The most common symptom of uterine cancer is abnormal vaginal bleeding. This includes a change in menstruation: heavier periods, periods that last longer or periods that occur more often than normal, bleeding between periods or bleeding after menopause, unusual vaginal discharge (this can be a watery, pink or dark bloody discharge).
See your GP or a gynaecologist if you notice any changes or experience any persistent symptoms that worry you. Any changes should ALWAYS be investigated.
Uterine Cancer – Risk Factors
There is no definitive way to know for sure if you will get uterine cancer. Some people get it without being at high risk. However there are several factors that may increase the possibility that you will develop uterine cancer, including:
- Age. People over the age of 50 are more at risk, BUT this cancer does not discriminate and people of all ages can develop uterine cancer.
- Being overweight or obese. Fat tissues tend to produce higher levels of estrogen, particularly after menopause, which increases the endometrial cancer risk for older people.
- Having been diagnosed with breast or ovarian cancer in the past
- Having been diagnosed with endometrial hyperplasia in the past
- Treatment with radiation therapy to the pelvis to treat another cancer
- Taking estrogen medication by itself (without progesterone) for hormone replacement during menopause.
- Taking tamoxifen, a drug used to treat certain types of breast cancer. People who are treated with the breast cancer drug tamoxifen have an increased risk of developing this disease.
- Have close family members who have had uterine, colon, or ovarian cancer.
- Things that affect hormone levels, for example taking estrogen medication after menopause, birth control pills, or tamoxifen
- Increased number of menstrual cycles. People who have had more menstrual cycles in their lifetime have an increased endometrial cancer risk. This includes those who started their periods before age 12 and who went through menopause after age 50.
- No prior pregnancies. Researchers are investigating why pregnancy seems to reduce the risk of endometrial cancer. During pregnancy, a person’s hormonal balance shifts, with her body producing more progesterone and less estrogen.
- Irregular menstrual cycles and infertility also may cause imbalances in estrogen and progesterone levels, which may increase the risk of endometrial cancer.
If one or more of the above are true for you, it does not mean you will get uterine cancer, but you should speak with your doctor to see if he or she recommends more frequent screening or monitoring.
Never feel silly about going to talk to a health professional about any concerns you have around your health. It’s your body you know it better than anyone else!

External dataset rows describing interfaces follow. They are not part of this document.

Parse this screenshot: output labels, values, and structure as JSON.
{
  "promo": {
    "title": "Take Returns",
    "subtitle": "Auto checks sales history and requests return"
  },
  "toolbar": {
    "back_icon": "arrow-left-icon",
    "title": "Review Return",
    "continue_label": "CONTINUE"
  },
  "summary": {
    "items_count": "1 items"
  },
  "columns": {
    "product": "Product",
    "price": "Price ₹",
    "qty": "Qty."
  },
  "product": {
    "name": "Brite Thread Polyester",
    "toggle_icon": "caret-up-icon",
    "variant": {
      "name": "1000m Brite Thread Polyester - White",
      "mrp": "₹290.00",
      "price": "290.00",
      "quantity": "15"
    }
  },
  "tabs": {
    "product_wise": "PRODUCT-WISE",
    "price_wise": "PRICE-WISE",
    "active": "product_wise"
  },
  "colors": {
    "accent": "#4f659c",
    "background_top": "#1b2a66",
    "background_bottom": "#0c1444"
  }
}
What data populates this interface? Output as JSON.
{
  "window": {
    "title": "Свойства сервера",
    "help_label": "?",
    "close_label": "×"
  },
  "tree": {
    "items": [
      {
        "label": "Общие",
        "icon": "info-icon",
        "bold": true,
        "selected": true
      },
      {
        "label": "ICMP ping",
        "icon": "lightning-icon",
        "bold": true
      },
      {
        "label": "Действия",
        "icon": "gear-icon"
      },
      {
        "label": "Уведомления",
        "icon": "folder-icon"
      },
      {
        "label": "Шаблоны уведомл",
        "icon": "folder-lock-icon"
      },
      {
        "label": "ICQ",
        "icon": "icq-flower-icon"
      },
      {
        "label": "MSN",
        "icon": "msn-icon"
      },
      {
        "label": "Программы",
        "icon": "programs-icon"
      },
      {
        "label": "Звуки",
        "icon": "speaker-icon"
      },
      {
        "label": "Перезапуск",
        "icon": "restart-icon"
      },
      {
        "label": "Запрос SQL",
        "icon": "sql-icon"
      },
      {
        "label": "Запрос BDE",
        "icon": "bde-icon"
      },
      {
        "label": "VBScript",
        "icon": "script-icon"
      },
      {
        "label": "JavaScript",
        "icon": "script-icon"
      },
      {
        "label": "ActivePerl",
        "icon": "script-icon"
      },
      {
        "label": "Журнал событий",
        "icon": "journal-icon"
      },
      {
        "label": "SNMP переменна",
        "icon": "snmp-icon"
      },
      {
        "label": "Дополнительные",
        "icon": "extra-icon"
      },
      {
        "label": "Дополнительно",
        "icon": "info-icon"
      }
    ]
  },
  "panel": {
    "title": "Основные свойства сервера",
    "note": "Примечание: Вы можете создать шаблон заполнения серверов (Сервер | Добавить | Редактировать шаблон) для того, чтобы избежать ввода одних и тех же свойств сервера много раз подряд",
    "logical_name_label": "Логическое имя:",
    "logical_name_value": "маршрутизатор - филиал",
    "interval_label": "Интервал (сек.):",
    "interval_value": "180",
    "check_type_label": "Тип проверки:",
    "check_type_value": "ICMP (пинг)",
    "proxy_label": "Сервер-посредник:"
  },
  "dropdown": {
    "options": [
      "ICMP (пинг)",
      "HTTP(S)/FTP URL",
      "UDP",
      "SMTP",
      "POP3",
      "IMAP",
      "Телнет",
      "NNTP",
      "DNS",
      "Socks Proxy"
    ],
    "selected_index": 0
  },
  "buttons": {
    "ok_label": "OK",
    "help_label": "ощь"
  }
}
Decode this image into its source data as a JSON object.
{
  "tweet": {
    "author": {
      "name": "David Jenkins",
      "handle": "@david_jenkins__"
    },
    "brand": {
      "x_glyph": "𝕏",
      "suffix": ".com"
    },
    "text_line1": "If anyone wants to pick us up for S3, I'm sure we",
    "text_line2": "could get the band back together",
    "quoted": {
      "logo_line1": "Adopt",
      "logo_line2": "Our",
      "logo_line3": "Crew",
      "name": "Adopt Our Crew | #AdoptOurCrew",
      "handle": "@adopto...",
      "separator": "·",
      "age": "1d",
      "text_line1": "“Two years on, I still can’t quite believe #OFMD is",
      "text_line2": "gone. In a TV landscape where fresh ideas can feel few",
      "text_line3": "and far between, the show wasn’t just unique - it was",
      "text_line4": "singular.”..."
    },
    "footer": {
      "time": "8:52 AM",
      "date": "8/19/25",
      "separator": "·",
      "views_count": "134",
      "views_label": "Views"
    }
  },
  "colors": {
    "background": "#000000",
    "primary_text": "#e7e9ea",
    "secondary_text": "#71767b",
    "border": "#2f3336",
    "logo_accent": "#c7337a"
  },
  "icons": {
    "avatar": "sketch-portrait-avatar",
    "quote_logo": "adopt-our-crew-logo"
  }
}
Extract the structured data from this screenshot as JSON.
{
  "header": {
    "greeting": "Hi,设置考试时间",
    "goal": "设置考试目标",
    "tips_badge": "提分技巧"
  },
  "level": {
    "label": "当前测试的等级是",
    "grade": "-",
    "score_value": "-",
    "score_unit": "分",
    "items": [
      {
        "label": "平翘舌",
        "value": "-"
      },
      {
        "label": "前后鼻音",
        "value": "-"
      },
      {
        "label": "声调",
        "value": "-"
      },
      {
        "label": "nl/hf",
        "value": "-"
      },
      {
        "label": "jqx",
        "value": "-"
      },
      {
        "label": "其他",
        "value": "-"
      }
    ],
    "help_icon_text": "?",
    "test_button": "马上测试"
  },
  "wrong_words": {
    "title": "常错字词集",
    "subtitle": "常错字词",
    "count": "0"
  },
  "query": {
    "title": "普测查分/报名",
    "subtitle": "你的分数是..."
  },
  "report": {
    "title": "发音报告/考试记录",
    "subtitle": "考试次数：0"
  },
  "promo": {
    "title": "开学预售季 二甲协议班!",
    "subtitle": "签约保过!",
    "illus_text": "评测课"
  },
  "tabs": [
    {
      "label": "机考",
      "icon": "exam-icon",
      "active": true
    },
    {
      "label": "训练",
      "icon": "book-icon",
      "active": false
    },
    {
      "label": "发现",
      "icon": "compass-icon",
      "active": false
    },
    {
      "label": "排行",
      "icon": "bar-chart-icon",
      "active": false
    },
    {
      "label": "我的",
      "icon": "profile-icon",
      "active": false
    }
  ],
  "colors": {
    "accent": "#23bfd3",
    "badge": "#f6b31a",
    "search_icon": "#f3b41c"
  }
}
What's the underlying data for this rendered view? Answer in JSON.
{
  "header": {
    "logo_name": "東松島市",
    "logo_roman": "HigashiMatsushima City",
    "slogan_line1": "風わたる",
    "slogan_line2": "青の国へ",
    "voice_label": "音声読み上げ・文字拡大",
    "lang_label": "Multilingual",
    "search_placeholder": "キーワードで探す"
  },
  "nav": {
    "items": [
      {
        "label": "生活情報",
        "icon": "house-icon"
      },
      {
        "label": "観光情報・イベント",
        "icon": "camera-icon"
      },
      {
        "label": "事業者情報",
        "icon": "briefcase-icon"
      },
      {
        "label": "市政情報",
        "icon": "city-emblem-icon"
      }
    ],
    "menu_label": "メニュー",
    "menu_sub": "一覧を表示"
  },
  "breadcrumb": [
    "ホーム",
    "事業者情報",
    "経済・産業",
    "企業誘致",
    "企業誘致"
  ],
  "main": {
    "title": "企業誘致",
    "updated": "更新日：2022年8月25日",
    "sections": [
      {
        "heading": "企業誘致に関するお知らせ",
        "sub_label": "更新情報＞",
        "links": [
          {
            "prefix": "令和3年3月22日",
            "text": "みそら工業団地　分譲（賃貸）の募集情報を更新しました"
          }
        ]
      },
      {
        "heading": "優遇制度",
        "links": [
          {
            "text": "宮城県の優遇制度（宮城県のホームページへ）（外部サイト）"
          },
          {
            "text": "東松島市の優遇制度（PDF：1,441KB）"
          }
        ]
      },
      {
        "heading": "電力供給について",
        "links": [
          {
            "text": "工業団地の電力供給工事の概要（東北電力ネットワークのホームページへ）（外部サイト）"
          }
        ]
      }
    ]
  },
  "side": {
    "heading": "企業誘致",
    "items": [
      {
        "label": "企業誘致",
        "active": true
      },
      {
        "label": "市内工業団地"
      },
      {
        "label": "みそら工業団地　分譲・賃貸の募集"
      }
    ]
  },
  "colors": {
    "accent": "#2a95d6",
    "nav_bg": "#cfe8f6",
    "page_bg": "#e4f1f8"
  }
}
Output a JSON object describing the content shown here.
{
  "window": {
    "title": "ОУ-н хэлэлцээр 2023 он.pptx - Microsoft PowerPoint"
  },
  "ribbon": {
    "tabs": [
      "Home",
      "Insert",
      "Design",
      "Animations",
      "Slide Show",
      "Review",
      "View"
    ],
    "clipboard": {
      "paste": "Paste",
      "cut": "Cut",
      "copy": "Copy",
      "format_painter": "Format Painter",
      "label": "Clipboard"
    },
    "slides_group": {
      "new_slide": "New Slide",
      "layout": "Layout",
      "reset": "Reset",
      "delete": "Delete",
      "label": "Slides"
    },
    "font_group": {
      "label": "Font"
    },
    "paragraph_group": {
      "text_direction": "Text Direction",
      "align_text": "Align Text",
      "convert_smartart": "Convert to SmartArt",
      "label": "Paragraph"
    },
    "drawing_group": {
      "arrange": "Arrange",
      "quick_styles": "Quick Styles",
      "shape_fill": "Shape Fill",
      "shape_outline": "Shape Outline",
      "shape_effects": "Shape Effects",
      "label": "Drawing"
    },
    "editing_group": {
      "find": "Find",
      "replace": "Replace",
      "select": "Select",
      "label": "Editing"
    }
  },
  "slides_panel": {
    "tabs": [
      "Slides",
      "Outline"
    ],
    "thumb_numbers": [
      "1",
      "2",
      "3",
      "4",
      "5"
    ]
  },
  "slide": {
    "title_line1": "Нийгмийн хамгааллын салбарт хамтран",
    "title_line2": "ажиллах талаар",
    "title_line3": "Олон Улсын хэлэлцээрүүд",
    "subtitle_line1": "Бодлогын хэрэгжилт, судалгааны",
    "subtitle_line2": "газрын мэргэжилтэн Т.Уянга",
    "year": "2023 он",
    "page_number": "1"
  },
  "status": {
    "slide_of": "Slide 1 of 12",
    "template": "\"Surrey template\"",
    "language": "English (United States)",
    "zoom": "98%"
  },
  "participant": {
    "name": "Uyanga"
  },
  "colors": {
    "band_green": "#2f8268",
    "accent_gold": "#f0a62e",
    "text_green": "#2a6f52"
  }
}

What’s normal for one person does not mean normal for the next.
Uterine Cancer – Treatment
Uterine cancer is treated by one or a combination of treatments including surgery, radiation therapy, chemotherapy, and hormone therapy.
Combinations of treatments are often recommended, but they depend on the stage and characteristics of the cancer.
Uterine Cancer – Stages
All cancers are given a ‘stage’. The stage indicates the size of the tumour and the extent of its spread throughout the body. Uterine cancer may be given the following stages:
Stage 1 cancers are the easiest to treat.
1A means that the cancer may have grown into the muscle wall (myometrium) of the uterus, but no more than halfway.
1B means the cancer has grown halfway or more into the muscle wall of the uterus.
Stage II – Cancer of the Uterus
This means the cancer has spread to the cervix.
Stage III – Cancer of the Uterus
This stage means the cancer has spread further. There are three categories of stage 3 uterine cancer:
3A means the cancer has grown into the ovaries.
3B means the cancer has spread into the vagina or into the tissues surrounding the uterus.
3C means the cancer has spread to nearby lymph glands.
This stage means that the cancer has spread to another body organ. There are two categories of stage 4 cancer of the uterus:
4A means the cancer has spread to the bowel and bladder.
4B means the cancer has spread to other organs that are further away, such as lungs, liver, bones or brain.
I believe I have these symptoms – what next?
Please make an appointment to see your GP
Write a list of the symptoms that are present and any other concerns to take with you to your GP or gynaecologist
You should tell them about any changes to your body that you have noticed. You should tell them if you or anybody in your family has had cancer or been tested for genetic faults.
Symptoms can often be attributed to other conditions such as irritable bowel, indigestion, and stress – common complaints that GPs are attending to. It’s extremely important to note that if you feel your symptoms are not the ordinary for you, are persistent and have gotten worse that you advocate for your health.
1. Take a list of the symptoms that are present- give your GP as much information as you can.
2. Consider your whānau/family history and discuss this with your doctor. Call whānau/family and try to get a gauge on what cancers if any have been present. Please note that a gynaecological cancer can be present even if there has been no whānau/family history of one.
3. Ask your GP for a second opinion or referral to a specialist
4. You are by rights allowed to take someone along with you to your GP and specialist visits for moral support, it’s great to have someone there especially when being given a lot of new information.
5. NEVER feel silly or like you are overreacting by seeking the advice of a medical professional YOU know your body better than anyone else.